Lines of the material that include the string "name" should be returned.
*** Source material Section Begins ***
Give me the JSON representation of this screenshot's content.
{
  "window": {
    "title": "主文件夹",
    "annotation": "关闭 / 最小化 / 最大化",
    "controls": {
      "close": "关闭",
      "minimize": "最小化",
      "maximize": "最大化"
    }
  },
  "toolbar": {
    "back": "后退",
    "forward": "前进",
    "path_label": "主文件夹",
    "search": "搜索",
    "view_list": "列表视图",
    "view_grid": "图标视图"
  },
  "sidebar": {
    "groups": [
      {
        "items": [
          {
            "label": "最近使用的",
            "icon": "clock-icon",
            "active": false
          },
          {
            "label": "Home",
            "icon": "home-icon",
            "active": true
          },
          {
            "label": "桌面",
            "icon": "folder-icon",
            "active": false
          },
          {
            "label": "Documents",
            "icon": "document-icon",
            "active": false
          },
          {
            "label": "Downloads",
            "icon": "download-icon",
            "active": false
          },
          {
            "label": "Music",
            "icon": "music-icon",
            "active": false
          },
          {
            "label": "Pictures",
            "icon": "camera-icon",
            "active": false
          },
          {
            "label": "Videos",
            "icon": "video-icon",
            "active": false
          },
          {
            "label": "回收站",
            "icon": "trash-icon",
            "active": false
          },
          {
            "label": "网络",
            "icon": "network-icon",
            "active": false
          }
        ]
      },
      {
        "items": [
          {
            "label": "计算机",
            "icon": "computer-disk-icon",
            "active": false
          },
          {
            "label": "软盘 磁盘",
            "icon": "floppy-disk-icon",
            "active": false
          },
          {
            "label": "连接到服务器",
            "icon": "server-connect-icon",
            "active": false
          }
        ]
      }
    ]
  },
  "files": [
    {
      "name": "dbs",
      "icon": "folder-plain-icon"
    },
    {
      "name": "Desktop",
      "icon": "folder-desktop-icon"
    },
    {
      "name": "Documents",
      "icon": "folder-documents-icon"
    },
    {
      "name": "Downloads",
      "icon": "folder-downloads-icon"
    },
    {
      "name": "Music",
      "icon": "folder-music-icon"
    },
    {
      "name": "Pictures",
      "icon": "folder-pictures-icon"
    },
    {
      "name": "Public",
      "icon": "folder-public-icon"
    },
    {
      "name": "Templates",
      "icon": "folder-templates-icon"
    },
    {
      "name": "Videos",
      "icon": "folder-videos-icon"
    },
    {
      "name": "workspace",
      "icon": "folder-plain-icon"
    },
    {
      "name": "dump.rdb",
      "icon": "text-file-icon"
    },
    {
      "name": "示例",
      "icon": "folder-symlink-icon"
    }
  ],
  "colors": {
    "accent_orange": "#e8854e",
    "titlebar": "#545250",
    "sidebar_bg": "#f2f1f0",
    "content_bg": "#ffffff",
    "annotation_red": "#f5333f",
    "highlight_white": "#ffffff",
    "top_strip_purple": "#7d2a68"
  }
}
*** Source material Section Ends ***
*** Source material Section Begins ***
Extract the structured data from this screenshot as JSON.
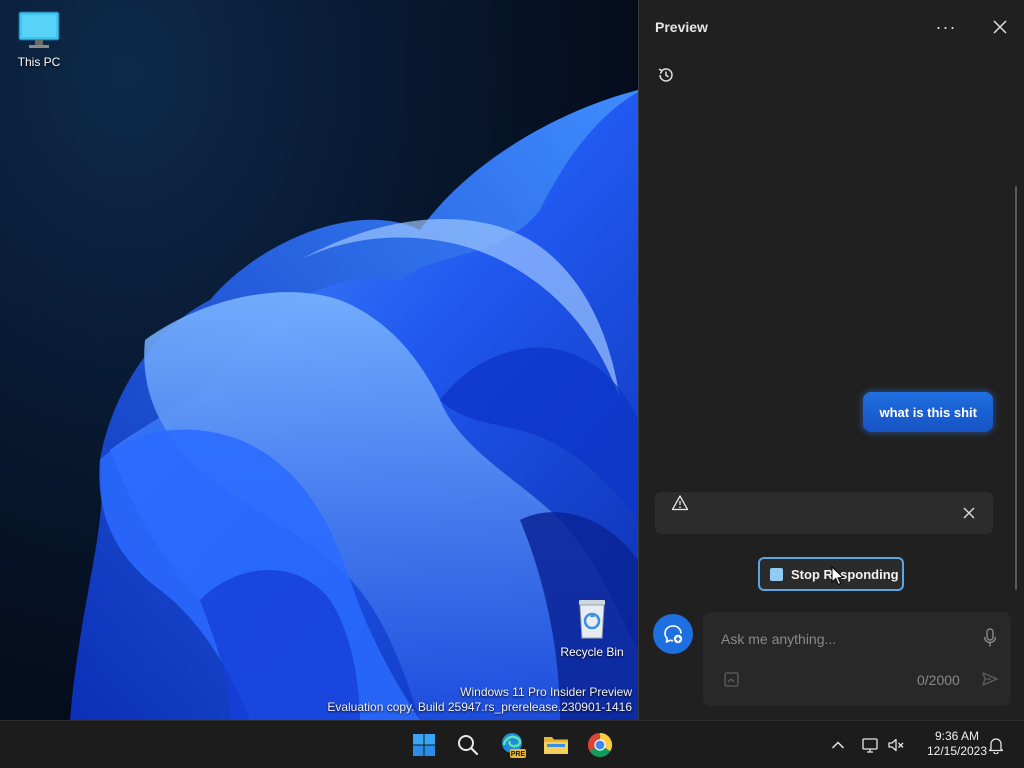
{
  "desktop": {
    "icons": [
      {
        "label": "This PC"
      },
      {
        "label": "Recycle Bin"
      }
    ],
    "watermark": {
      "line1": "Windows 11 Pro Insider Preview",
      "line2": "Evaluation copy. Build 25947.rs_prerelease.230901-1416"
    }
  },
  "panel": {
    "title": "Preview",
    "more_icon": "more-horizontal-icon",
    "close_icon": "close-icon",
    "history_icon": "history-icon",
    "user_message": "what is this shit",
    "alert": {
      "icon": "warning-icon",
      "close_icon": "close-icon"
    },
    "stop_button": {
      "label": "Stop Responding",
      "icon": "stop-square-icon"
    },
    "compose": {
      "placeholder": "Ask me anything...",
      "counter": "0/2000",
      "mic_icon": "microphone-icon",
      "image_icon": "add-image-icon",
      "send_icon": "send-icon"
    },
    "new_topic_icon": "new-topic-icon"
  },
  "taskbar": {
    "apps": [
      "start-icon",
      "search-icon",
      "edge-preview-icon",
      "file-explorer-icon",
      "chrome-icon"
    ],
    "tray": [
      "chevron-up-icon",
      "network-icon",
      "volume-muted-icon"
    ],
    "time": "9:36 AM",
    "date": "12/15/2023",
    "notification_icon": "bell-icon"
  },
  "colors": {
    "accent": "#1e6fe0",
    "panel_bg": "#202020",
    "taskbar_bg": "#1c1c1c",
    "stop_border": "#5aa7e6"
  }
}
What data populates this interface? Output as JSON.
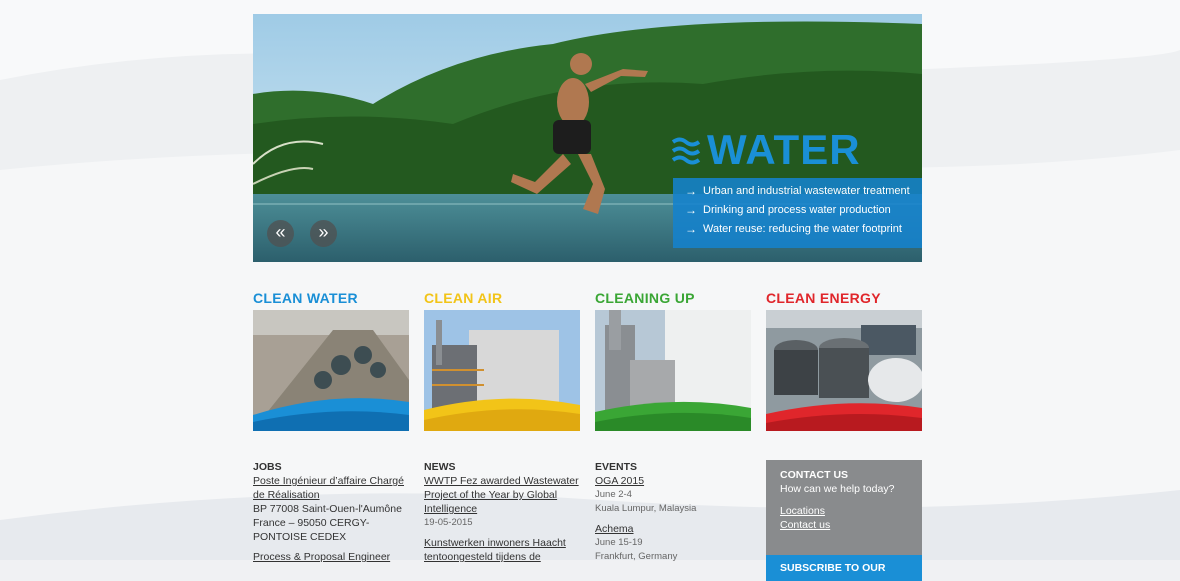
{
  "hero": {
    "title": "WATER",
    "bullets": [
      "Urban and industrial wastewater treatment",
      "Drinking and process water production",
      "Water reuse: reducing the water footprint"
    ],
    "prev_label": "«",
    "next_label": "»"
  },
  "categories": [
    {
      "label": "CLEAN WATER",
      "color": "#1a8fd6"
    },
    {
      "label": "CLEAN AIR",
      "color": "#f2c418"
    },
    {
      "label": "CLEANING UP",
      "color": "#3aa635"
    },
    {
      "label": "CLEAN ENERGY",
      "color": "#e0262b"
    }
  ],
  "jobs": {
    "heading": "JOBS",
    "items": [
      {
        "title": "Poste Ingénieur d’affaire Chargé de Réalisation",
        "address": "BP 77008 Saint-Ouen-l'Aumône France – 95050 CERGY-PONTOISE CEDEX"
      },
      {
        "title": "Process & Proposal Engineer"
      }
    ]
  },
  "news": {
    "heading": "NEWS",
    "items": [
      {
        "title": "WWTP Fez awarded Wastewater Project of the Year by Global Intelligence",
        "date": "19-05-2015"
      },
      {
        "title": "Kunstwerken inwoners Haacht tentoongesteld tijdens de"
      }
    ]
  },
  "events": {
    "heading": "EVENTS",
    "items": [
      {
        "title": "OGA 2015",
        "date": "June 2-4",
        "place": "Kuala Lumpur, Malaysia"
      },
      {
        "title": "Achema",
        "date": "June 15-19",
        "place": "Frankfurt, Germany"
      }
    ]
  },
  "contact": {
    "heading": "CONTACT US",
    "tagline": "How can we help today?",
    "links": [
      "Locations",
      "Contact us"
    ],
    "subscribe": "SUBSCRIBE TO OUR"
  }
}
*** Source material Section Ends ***
**Response to the task:**
      "name": "dbs",
      "name": "Desktop",
      "name": "Documents",
      "name": "Downloads",
      "name": "Music",
      "name": "Pictures",
      "name": "Public",
      "name": "Templates",
      "name": "Videos",
      "name": "workspace",
      "name": "dump.rdb",
      "name": "示例",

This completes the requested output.